**Task to carry out**
Go through the entries one line at a time, and gather every line that has the word "this".

**Task data**
# # # # # # #

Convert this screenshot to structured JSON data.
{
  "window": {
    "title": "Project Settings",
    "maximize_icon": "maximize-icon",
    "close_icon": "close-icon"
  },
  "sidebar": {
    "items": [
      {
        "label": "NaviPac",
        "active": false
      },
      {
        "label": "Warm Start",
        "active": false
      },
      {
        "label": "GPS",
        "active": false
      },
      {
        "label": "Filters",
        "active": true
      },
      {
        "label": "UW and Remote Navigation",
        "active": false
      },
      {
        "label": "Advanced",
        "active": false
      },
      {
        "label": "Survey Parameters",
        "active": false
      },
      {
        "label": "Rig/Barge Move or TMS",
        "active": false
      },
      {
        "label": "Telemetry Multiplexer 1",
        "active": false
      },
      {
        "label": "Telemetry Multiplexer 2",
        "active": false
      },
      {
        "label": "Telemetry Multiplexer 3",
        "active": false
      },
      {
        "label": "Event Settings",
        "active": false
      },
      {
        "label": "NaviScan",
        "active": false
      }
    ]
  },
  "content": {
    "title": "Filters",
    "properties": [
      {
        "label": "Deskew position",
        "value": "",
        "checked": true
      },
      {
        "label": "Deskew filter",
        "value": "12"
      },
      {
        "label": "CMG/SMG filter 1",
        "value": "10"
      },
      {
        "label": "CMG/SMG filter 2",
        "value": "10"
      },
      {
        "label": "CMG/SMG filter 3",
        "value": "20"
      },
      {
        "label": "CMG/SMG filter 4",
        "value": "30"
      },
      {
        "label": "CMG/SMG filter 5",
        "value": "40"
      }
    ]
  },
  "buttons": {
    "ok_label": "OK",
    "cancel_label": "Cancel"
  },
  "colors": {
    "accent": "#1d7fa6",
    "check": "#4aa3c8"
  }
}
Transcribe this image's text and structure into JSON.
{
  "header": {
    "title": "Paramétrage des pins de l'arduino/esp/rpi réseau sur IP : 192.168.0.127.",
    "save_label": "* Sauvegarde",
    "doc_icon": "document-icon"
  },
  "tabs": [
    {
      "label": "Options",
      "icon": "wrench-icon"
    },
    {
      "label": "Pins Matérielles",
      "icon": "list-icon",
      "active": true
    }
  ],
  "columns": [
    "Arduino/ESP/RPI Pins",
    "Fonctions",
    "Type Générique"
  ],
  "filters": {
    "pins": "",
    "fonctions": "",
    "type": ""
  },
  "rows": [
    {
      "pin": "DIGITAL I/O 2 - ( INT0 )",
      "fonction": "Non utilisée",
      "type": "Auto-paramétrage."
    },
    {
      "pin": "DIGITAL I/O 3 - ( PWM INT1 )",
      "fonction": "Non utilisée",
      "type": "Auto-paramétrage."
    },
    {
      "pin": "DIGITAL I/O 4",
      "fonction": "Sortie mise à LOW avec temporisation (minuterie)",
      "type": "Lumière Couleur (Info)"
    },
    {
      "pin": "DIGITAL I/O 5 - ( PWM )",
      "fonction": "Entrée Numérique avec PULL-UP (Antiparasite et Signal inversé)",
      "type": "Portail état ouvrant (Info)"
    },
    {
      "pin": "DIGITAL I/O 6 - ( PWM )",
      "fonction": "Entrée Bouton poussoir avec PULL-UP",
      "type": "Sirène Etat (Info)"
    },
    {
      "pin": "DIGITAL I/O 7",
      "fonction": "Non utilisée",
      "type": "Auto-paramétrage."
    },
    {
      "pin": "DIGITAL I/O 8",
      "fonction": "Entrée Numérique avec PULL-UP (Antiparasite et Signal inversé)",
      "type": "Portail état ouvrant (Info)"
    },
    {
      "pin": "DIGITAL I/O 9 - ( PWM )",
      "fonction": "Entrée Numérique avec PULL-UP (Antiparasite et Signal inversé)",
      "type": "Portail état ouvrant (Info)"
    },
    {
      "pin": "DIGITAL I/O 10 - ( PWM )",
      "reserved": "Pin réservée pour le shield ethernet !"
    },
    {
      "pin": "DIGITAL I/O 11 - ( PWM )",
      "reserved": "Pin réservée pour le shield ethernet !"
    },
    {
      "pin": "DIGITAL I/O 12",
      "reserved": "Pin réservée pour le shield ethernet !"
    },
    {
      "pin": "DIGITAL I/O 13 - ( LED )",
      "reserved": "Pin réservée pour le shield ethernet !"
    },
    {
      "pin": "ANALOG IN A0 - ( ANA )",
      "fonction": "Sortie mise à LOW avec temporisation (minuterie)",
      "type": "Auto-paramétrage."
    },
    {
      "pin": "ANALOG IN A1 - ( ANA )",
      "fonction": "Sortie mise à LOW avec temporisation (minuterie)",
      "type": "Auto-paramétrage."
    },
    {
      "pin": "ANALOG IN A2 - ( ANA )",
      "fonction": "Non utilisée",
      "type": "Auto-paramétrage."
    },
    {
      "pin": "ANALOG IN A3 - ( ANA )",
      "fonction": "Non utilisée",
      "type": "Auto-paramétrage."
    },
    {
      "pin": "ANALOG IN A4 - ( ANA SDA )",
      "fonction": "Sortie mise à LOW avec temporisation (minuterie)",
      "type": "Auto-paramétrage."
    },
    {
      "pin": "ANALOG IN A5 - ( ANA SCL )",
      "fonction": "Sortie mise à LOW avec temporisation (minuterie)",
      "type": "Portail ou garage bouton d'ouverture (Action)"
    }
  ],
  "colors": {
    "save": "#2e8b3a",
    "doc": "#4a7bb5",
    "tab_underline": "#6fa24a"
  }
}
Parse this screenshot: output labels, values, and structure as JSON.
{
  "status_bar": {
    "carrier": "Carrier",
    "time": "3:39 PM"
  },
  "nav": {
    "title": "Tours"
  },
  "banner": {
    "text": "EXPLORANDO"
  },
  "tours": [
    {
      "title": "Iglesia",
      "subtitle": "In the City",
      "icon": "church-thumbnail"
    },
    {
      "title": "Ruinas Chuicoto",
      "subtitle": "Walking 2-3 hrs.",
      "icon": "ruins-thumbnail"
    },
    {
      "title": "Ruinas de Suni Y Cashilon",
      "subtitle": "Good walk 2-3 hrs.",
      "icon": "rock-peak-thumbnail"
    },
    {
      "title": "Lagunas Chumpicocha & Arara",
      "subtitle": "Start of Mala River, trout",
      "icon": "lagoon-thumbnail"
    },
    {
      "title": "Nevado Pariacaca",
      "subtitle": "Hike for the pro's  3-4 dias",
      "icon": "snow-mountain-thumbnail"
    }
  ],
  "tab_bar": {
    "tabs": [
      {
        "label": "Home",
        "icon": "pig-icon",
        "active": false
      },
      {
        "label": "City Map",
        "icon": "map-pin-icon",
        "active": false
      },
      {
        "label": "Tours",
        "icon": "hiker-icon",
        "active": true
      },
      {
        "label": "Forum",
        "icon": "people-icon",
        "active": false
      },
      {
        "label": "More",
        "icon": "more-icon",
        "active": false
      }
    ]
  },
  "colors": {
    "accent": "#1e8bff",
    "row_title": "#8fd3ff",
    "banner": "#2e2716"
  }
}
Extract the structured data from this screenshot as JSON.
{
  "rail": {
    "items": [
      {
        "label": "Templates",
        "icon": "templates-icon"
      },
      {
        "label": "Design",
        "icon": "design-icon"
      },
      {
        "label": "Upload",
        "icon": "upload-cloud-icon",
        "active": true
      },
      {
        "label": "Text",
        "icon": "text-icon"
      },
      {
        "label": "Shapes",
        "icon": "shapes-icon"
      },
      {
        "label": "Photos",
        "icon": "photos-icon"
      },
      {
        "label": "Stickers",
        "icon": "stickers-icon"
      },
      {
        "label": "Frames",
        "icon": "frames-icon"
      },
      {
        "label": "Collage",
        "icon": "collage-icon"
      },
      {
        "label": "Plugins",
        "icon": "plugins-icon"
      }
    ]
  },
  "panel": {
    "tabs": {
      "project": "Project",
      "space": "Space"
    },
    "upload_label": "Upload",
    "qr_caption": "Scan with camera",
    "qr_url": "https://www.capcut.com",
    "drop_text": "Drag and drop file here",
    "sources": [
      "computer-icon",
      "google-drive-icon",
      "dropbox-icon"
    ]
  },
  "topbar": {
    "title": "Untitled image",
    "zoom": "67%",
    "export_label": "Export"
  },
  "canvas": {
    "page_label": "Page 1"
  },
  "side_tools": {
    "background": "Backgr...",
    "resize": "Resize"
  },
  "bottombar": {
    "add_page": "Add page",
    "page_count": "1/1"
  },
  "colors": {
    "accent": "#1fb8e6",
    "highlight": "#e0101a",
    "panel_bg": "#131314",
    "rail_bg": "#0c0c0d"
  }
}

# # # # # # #

**Exercise answer**
Convert this screenshot to structured JSON data.
Transcribe this image's text and structure into JSON.
Parse this screenshot: output labels, values, and structure as JSON.
Extract the structured data from this screenshot as JSON.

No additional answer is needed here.